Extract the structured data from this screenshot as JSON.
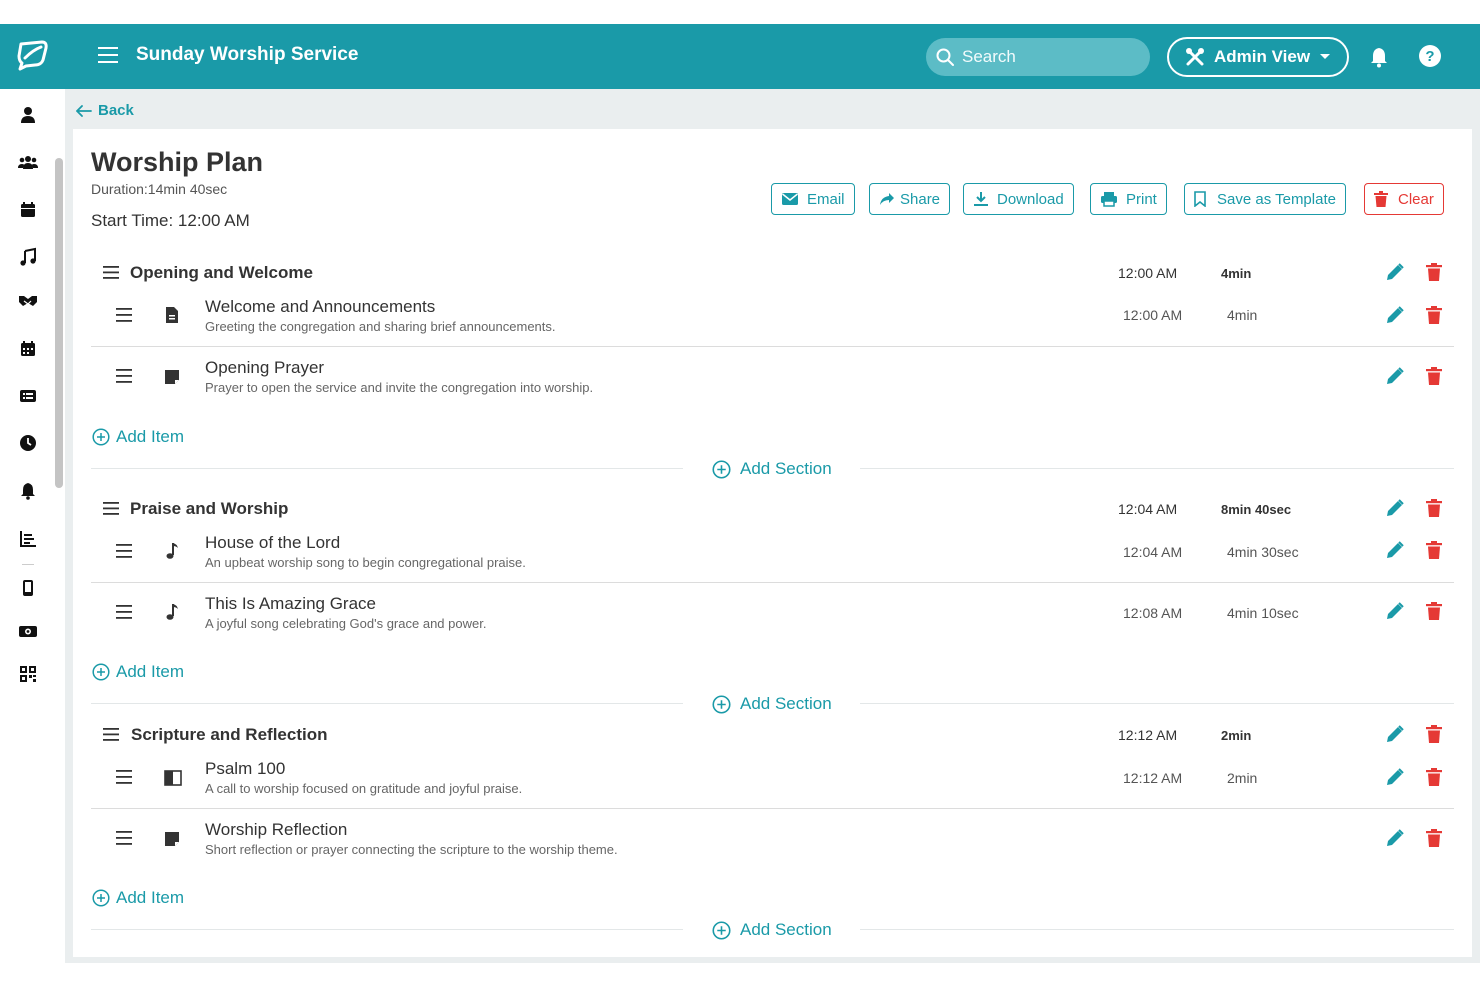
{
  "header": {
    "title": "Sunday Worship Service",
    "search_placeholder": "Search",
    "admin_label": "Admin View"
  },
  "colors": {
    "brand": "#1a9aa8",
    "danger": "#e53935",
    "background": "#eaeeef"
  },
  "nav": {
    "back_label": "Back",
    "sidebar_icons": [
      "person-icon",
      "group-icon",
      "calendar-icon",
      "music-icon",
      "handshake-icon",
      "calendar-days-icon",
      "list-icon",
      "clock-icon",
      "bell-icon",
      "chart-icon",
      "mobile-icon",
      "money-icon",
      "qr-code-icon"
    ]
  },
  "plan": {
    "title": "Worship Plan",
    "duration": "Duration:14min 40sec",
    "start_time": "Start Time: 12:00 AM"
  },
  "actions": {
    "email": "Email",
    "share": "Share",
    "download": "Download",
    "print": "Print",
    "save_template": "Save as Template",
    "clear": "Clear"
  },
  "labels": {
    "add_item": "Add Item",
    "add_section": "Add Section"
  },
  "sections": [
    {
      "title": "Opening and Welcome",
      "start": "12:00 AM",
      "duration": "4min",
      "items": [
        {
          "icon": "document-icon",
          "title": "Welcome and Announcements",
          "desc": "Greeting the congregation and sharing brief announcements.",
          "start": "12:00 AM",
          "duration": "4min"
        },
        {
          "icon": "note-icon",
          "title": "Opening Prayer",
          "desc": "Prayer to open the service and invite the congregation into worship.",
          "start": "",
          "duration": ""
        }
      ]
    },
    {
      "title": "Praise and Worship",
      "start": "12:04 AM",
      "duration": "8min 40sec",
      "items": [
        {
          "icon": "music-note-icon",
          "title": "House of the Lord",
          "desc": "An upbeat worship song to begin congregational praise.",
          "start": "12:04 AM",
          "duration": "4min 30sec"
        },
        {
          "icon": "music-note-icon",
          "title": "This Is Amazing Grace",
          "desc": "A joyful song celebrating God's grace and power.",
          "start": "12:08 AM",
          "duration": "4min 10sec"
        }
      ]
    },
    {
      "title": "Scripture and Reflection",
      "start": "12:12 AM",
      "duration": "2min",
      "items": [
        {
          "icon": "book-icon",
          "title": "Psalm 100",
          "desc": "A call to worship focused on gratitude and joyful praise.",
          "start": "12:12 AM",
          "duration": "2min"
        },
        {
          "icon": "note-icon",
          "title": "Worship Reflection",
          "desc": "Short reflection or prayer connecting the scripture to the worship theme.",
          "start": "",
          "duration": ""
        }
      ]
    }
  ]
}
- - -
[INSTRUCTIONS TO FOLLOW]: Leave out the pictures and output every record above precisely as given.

[RESPONSE TO THE TASK]:
Extract the structured data from this screenshot as JSON.
{
  "header": {
    "title": "Sunday Worship Service",
    "search_placeholder": "Search",
    "admin_label": "Admin View"
  },
  "colors": {
    "brand": "#1a9aa8",
    "danger": "#e53935",
    "background": "#eaeeef"
  },
  "nav": {
    "back_label": "Back",
    "sidebar_icons": [
      "person-icon",
      "group-icon",
      "calendar-icon",
      "music-icon",
      "handshake-icon",
      "calendar-days-icon",
      "list-icon",
      "clock-icon",
      "bell-icon",
      "chart-icon",
      "mobile-icon",
      "money-icon",
      "qr-code-icon"
    ]
  },
  "plan": {
    "title": "Worship Plan",
    "duration": "Duration:14min 40sec",
    "start_time": "Start Time: 12:00 AM"
  },
  "actions": {
    "email": "Email",
    "share": "Share",
    "download": "Download",
    "print": "Print",
    "save_template": "Save as Template",
    "clear": "Clear"
  },
  "labels": {
    "add_item": "Add Item",
    "add_section": "Add Section"
  },
  "sections": [
    {
      "title": "Opening and Welcome",
      "start": "12:00 AM",
      "duration": "4min",
      "items": [
        {
          "icon": "document-icon",
          "title": "Welcome and Announcements",
          "desc": "Greeting the congregation and sharing brief announcements.",
          "start": "12:00 AM",
          "duration": "4min"
        },
        {
          "icon": "note-icon",
          "title": "Opening Prayer",
          "desc": "Prayer to open the service and invite the congregation into worship.",
          "start": "",
          "duration": ""
        }
      ]
    },
    {
      "title": "Praise and Worship",
      "start": "12:04 AM",
      "duration": "8min 40sec",
      "items": [
        {
          "icon": "music-note-icon",
          "title": "House of the Lord",
          "desc": "An upbeat worship song to begin congregational praise.",
          "start": "12:04 AM",
          "duration": "4min 30sec"
        },
        {
          "icon": "music-note-icon",
          "title": "This Is Amazing Grace",
          "desc": "A joyful song celebrating God's grace and power.",
          "start": "12:08 AM",
          "duration": "4min 10sec"
        }
      ]
    },
    {
      "title": "Scripture and Reflection",
      "start": "12:12 AM",
      "duration": "2min",
      "items": [
        {
          "icon": "book-icon",
          "title": "Psalm 100",
          "desc": "A call to worship focused on gratitude and joyful praise.",
          "start": "12:12 AM",
          "duration": "2min"
        },
        {
          "icon": "note-icon",
          "title": "Worship Reflection",
          "desc": "Short reflection or prayer connecting the scripture to the worship theme.",
          "start": "",
          "duration": ""
        }
      ]
    }
  ]
}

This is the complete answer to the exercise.